> [Data supplied]

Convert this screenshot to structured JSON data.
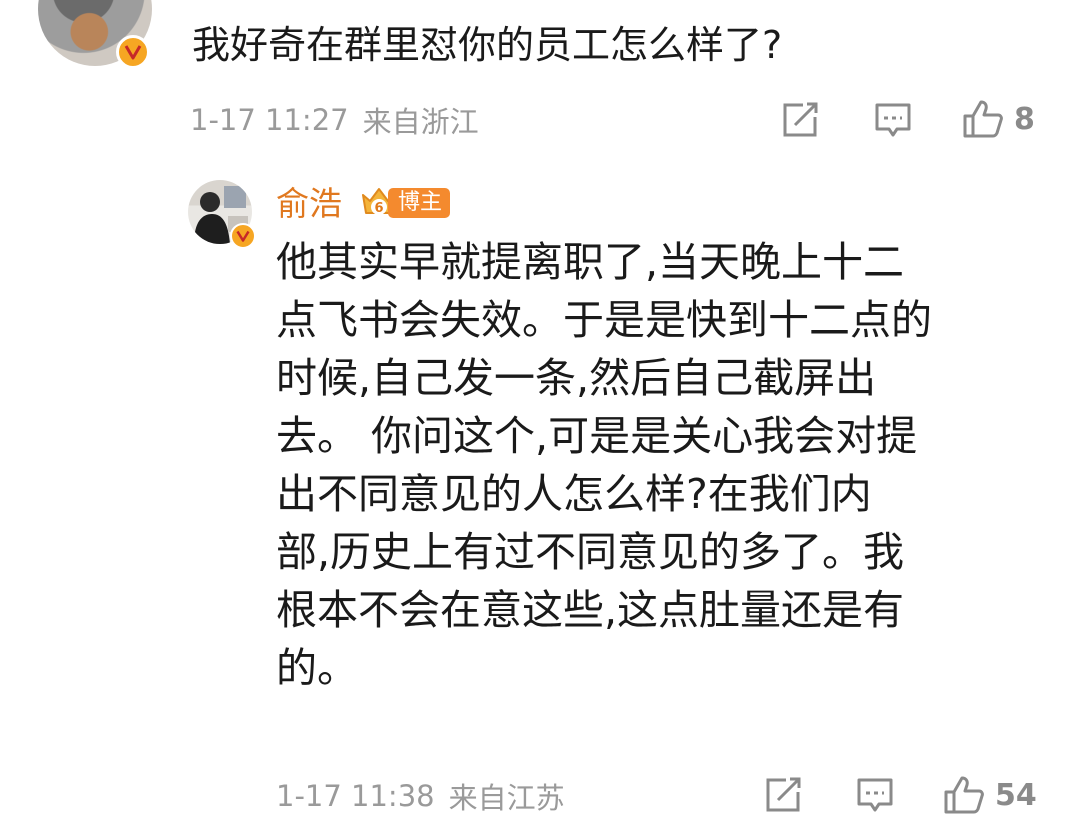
{
  "top_comment": {
    "text": "我好奇在群里怼你的员工怎么样了?",
    "time": "1-17 11:27",
    "location": "来自浙江",
    "likes": "8"
  },
  "reply": {
    "author": "俞浩",
    "level": "6",
    "author_tag": "博主",
    "lines": [
      "他其实早就提离职了,当天晚上十二",
      "点飞书会失效。于是是快到十二点的",
      "时候,自己发一条,然后自己截屏出",
      "去。 你问这个,可是是关心我会对提",
      "出不同意见的人怎么样?在我们内",
      "部,历史上有过不同意见的多了。我",
      "根本不会在意这些,这点肚量还是有",
      "的。"
    ],
    "time": "1-17 11:38",
    "location": "来自江苏",
    "likes": "54"
  },
  "icons": {
    "share": "share-icon",
    "comment": "comment-icon",
    "like": "thumbs-up-icon",
    "verified": "verified-v-icon",
    "level": "crown-level-icon"
  },
  "colors": {
    "author_name": "#e0781f",
    "author_tag_bg": "#f48a2e",
    "verified": "#f6a623",
    "meta": "#9a9a9a"
  }
}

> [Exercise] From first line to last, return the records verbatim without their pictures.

> [Answer]
Convert this screenshot to structured JSON data.
{
  "top_comment": {
    "text": "我好奇在群里怼你的员工怎么样了?",
    "time": "1-17 11:27",
    "location": "来自浙江",
    "likes": "8"
  },
  "reply": {
    "author": "俞浩",
    "level": "6",
    "author_tag": "博主",
    "lines": [
      "他其实早就提离职了,当天晚上十二",
      "点飞书会失效。于是是快到十二点的",
      "时候,自己发一条,然后自己截屏出",
      "去。 你问这个,可是是关心我会对提",
      "出不同意见的人怎么样?在我们内",
      "部,历史上有过不同意见的多了。我",
      "根本不会在意这些,这点肚量还是有",
      "的。"
    ],
    "time": "1-17 11:38",
    "location": "来自江苏",
    "likes": "54"
  },
  "icons": {
    "share": "share-icon",
    "comment": "comment-icon",
    "like": "thumbs-up-icon",
    "verified": "verified-v-icon",
    "level": "crown-level-icon"
  },
  "colors": {
    "author_name": "#e0781f",
    "author_tag_bg": "#f48a2e",
    "verified": "#f6a623",
    "meta": "#9a9a9a"
  }
}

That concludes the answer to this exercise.